Before the bold education reforms of governors Mitch Daniels (Indiana) and Scott Walker (Wisconsin), Minnesota enacted a modest reform called Q Comp. This approach to teacher pay took a hit recently when the teacher union in one south metro school district decided to reject higher pay in favor of a union scale.

According to the Minnesota Department of Education, 50 school districts have signed onto the program, which was enacted in 2005. (Proportionately, charter schools are much more likely to participate. The department says that 54 charter schools participate.)

Only two of the give component of Q Comp involve evaluating teachers or paying for performance, and even then, there’s not much there. The law requires that only 60 percent of teacher pay be based on teacher performance. Strike that. The law requires that 60 percent of the increases in teacher pay be based on teacher performance.

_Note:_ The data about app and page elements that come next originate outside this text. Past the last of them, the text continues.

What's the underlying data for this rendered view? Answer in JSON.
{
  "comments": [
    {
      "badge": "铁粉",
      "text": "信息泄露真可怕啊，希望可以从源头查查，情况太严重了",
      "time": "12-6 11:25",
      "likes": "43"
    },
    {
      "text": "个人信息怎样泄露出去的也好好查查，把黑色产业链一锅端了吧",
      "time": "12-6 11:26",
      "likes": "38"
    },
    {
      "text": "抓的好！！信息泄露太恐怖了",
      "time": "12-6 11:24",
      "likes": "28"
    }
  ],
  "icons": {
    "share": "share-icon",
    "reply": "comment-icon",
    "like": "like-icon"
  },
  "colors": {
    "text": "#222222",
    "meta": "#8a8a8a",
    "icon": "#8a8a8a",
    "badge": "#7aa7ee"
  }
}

According to ThisWeek publications, 90 percent (30 votes out of 33) of the leadership of the Burnsville Education Association voted against going forward with a revamped version of the program. That kills Q Comp within the district, since the law does not require districts to participate. The union’s president said they rain into “basically a time crunch” in coming to an agreement. The article also cited a recent history of mistrust between the union and the administration.

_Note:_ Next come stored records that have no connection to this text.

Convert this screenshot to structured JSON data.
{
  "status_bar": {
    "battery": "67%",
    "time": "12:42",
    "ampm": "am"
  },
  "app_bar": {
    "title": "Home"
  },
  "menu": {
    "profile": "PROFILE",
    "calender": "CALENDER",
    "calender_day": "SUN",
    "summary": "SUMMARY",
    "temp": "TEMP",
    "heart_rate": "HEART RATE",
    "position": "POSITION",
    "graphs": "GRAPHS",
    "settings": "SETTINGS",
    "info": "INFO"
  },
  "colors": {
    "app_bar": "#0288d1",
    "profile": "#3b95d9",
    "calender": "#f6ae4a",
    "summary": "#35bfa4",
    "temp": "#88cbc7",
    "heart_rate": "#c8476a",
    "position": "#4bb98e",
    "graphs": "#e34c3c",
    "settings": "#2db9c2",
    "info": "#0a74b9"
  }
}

The Legislature passed a more ambitious reform of teacher evaluation and compensation in the 2011 session, but the reform was vetoed by Gov. Mark Dayton.